Identity, Violence and Transgression (L4103B)
15 credits, Level 5
How do we understand ourselves? How closely is our sense of self related to other people? What happens to a person's self-conception when their sense of self is systematically attacked and undermined? How do people respond to experiences of trauma and personal loss and what kind of psychological strategies of survival do people rely on in order to continue living a meaningful life?
The module starts by considering some of the main social psychological theories of the self and self-awareness before moving on to contemplate the darker side of the self. We cover a range of influential social theorists and examine a diverse range of contemporary perspectives on the formation and maintenance of self-identity in contemporary society.
- examines why some individuals deliberately choose to engage in behaviour that transgresses everyday boundaries
- considers how people respond when their sense of identity is systematically attacked and undermined
- draws on a wide range of up-to-date research and introduces students to a variety of theoretical perspectives.
This module assumes no prior knowledge of the literature and will be of relevance to anyone interested in studying the nature of identity in modern society.
100%: Written assessment (Essay)
Contact hours and workload

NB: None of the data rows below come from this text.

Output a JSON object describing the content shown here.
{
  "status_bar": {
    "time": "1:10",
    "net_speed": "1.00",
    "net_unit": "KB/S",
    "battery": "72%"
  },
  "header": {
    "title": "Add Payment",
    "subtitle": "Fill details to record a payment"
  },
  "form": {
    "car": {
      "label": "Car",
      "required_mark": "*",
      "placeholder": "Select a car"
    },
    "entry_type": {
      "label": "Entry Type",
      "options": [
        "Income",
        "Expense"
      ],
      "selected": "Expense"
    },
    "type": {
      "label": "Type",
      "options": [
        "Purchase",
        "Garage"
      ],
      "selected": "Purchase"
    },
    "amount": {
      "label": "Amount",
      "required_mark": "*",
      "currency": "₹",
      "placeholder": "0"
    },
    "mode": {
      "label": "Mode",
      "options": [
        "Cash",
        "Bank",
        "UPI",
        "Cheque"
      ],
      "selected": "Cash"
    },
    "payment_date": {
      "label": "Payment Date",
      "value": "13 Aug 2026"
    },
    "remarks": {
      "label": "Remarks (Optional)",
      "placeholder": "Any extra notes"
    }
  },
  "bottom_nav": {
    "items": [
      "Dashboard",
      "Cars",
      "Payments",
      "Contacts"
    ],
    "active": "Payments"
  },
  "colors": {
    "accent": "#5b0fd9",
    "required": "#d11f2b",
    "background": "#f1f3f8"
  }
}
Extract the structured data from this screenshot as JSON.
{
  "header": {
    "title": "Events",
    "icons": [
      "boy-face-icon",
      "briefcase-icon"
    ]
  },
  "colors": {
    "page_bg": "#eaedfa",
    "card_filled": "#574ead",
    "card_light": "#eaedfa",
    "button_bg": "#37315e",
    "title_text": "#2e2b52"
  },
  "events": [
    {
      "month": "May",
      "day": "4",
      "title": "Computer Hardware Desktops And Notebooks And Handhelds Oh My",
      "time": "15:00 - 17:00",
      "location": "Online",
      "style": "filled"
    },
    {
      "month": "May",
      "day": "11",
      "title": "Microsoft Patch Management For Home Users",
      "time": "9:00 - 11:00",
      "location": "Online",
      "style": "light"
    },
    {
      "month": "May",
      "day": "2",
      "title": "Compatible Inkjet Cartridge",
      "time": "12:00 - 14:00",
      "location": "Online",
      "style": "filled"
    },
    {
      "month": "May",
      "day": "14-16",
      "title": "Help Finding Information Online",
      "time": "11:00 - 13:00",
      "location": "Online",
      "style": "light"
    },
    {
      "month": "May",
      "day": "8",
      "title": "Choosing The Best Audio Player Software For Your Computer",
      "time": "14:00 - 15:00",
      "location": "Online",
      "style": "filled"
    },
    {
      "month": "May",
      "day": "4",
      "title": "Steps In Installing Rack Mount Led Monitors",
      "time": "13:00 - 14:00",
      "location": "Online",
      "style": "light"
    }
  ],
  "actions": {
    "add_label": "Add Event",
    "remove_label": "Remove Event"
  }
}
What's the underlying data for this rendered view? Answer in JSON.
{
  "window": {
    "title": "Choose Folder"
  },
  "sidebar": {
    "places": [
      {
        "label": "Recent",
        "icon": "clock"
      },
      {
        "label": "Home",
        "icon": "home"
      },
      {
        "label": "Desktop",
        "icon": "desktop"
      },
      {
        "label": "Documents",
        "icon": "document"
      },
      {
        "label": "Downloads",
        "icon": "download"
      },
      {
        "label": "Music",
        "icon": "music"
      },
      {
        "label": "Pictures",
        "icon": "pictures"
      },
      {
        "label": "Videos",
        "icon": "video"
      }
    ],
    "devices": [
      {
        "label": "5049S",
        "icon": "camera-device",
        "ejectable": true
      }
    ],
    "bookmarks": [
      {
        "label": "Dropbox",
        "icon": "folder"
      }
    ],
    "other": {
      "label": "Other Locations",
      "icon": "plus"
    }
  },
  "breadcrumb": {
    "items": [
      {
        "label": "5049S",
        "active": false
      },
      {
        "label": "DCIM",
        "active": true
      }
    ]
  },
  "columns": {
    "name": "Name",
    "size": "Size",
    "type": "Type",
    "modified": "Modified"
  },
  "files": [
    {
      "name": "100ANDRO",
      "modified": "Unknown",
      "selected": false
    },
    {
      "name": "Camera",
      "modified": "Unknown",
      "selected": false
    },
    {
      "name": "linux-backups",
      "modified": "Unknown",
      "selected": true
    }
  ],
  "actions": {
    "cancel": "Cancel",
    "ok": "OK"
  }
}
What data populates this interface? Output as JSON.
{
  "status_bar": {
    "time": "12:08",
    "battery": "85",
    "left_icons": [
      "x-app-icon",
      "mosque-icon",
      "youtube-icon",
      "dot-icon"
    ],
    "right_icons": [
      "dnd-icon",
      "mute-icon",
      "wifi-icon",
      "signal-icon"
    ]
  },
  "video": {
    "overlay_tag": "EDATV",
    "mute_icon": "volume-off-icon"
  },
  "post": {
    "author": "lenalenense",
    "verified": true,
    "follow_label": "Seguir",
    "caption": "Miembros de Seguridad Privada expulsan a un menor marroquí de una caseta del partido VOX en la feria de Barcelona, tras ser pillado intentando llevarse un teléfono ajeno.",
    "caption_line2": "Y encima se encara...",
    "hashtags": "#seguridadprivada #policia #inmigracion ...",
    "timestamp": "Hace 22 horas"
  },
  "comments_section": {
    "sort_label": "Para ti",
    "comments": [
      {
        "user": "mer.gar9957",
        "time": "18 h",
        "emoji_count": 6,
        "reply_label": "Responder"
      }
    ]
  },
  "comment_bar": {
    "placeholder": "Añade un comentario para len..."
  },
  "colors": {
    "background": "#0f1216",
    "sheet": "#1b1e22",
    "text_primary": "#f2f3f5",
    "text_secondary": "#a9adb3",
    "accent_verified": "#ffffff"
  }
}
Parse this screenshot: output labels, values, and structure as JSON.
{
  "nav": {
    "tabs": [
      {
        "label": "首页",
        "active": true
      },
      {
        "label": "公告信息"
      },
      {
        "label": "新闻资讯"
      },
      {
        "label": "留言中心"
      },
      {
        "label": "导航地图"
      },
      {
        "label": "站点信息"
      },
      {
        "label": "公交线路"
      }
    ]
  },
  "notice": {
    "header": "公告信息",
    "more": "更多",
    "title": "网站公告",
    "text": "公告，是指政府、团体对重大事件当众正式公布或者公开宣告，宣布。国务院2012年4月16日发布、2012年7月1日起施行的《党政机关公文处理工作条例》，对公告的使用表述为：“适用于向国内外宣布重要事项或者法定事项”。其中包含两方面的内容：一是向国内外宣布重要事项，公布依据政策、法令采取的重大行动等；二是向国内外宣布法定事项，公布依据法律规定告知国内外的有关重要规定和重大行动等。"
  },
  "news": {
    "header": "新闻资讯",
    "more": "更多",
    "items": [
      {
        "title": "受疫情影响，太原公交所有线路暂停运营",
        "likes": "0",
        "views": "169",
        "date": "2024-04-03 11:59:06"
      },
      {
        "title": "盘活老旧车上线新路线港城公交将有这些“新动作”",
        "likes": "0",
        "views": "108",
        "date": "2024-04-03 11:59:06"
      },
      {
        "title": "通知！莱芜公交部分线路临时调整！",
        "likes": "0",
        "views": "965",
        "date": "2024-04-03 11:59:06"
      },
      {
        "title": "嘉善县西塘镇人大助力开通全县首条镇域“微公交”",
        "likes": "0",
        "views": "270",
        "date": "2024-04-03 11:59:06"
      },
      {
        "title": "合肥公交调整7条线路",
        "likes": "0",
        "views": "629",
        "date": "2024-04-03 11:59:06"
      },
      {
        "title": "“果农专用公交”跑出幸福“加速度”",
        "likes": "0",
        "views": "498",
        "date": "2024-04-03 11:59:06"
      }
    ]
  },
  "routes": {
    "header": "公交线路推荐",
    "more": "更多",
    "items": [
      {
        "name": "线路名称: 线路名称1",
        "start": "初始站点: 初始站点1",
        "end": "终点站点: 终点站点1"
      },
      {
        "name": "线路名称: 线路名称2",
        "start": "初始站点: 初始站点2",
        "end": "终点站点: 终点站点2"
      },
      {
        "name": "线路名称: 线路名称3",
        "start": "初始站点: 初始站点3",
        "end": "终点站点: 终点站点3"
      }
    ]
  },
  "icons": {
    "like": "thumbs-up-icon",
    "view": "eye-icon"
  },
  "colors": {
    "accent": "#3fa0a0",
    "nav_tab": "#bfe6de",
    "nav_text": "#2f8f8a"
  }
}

This module is approximately 150 hours of work. This breaks down into about 22 hours of contact time and about 128 hours of independent study. The University may make minor variations to the contact hours for operational reasons, including timetabling requirements.
We regularly review our modules to incorporate student feedback, staff expertise, as well as the latest research and teaching methodology. We’re planning to run these modules in the academic year 2022/23. However, there may be changes to these modules in response to feedback, staff availability, student demand or updates to our curriculum. We’ll make sure to let you know of any material changes to modules at the earliest opportunity.
This module is offered on the following courses: